What Assemble have done here represents a very different approach. It isn't designed to impress, and any artiness is all about space and surface rather than gesture. There's a huge shift in British architectural fashion in the difference between these two adjacent buildings.

Assemble have turned the Baths' back end into a frontage, of an odd sort, a Bernd and Hilla Becher industrial vignette, asymmetrical and eerie.

Inside, there's the sort of montage you'd expect from the redesigners of the Four Streets in Granby, Liverpool, where the destructive effects of a botched clearance scheme were incorporated into the renovated houses. Thankfully, this time we don't have to pretend that the buildings are solving the housing crisis.

There are fragments of white tiles, soggy bricks, liquefying metal, and unexpected views outwards, into the painting studios in the main baths, and downwards, into a double-height empty space below the ground floor. This creates a tightly packed, illogical maze.

It isn't designed to impress, and any artiness is all about space and surface rather than gesture

To see what is strange and exciting about Assemble's building, one could compare it to 6a's just-opened renovation of a Camberwell fire station into an expansion of the South London Gallery, just a couple of miles up the road. Again, it's a rough Victorian building that the architects have refused to prettify, but the approach is so much more polite and sensible, with none of the fetishism and weirdness Assemble have gone in for.

I loved the results, but it's easy to imagine someone finding it all exceptionally irritating and mannered; the Goldsmiths CCA is a high-end art gallery, not a squat, and it is perhaps unseemly for it to pretend to be one, in a city where that sort of non-commercial activity has been ruthlessly marginalised. Nineteen years ago, there were several actual squats around the corner from here, but that sort of thing isn't allowed to happen in London anymore. Here, at least, the feel of that strange city is retained, but how much of its spirit?

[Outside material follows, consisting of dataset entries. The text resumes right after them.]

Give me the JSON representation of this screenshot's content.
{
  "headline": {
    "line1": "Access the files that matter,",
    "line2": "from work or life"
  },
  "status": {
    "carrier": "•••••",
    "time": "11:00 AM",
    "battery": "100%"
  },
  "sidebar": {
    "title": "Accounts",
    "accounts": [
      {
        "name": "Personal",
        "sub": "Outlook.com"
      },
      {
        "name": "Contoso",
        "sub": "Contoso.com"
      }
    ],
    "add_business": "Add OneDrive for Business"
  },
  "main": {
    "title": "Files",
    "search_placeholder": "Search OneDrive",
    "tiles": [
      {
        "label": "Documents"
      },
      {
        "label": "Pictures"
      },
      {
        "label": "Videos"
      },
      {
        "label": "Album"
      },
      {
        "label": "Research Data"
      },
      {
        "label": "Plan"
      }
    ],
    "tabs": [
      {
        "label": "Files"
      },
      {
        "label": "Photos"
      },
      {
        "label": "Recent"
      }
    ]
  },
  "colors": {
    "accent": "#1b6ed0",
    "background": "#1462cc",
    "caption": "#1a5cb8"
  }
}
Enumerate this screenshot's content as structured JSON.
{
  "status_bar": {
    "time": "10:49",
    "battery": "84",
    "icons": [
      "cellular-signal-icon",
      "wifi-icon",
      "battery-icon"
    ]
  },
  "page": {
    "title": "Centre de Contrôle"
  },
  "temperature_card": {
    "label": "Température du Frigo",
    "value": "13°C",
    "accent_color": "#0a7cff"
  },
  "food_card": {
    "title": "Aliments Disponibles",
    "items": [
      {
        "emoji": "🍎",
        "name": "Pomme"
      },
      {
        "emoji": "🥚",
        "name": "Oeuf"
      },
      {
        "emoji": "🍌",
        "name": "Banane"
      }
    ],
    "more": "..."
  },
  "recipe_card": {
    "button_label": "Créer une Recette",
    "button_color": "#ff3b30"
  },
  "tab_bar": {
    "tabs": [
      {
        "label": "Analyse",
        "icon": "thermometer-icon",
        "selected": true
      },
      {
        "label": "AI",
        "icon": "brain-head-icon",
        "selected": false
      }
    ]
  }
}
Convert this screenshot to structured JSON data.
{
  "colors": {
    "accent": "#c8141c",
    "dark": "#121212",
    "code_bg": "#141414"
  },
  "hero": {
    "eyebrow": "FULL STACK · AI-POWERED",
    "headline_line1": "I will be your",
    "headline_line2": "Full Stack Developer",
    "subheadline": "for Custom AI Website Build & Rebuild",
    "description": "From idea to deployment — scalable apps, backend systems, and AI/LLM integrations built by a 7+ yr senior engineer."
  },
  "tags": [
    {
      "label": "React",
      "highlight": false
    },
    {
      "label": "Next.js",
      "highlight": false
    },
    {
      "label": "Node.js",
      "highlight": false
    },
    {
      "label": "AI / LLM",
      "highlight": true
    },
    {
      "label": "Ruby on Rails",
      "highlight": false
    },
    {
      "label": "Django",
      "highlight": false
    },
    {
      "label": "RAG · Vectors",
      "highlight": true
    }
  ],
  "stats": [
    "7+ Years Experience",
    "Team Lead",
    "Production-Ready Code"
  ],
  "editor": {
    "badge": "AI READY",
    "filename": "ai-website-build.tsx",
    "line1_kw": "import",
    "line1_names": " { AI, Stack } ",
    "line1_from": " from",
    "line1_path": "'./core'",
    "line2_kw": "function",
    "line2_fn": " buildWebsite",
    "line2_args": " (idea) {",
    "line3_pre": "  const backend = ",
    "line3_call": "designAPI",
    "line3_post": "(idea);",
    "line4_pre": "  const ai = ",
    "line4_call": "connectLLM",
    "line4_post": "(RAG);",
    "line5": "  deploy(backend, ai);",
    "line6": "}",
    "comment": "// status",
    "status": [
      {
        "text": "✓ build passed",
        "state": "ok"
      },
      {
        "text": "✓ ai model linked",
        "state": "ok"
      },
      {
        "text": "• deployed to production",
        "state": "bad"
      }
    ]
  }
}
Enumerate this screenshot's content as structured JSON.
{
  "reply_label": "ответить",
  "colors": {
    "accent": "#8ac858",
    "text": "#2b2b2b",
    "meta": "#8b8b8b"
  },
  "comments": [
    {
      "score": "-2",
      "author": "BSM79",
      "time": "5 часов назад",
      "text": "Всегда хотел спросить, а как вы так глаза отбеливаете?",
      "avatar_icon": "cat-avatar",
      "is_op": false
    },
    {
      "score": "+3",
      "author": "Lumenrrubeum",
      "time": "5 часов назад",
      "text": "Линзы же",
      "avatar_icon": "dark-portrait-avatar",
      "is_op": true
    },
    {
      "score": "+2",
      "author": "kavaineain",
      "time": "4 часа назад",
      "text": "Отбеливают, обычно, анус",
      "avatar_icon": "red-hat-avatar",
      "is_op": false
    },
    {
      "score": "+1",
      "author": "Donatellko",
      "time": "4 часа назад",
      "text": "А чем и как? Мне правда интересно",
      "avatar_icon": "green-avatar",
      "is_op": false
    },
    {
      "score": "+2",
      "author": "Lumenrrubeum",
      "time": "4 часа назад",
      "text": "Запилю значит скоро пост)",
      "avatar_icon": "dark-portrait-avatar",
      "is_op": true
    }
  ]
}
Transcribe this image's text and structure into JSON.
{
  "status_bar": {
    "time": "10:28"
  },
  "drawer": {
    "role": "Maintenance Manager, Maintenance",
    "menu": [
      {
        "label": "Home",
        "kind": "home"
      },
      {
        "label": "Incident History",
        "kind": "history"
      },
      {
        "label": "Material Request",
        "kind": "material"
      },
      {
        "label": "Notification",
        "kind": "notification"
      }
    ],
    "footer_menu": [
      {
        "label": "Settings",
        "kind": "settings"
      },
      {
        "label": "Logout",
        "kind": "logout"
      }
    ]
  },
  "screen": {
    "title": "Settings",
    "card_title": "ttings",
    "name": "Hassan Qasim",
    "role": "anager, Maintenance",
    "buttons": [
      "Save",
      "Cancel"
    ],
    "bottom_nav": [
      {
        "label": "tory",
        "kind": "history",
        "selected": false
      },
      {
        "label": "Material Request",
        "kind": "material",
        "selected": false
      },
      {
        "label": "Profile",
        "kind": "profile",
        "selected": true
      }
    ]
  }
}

When the gallery opened, protesters, drawing attention to an ongoing dispute over the pay and conditions of cleaners at Goldsmiths, unfurled a banner reading Who Keeps the White Cube White? One side of the double-meaning doesn't entirely work – one of the most refreshing things about Assemble's building is its refusal of the tedious white cube idea – but the other side does.

One of the most refreshing things about Assemble's building is its refusal of the tedious white cube idea

Part of the reason why I went here, two decades ago, was that I wanted to study in London, not in a campus in London, and Goldsmiths was one of the places where you could do that. You were embedded in an ordinary residential inner city area, with no gates, lodges or quadrangles. Not only was this the opposite of Oxbridge, is was also the opposite of the main University of London campus in Bloomsbury. One of the things I would come to realise about this place was that in London, closeness can be deceptive.

Proximity to people different from you is something London does well, much better than most European capitals; but it isn't the same thing as equality. This intriguing building opens at a time when inequality in the capital has been stretched to breaking point, with the staggeringly rich making even very ordinary places like New Cross as expensive as Manhattan – and we all know what role artists have had as the advance guard for that process.

I enjoyed Assemble's building a great deal, because of how it refuses to tidy up London; but in today's London, a refusal to make nice can feel like a simulation of poverty.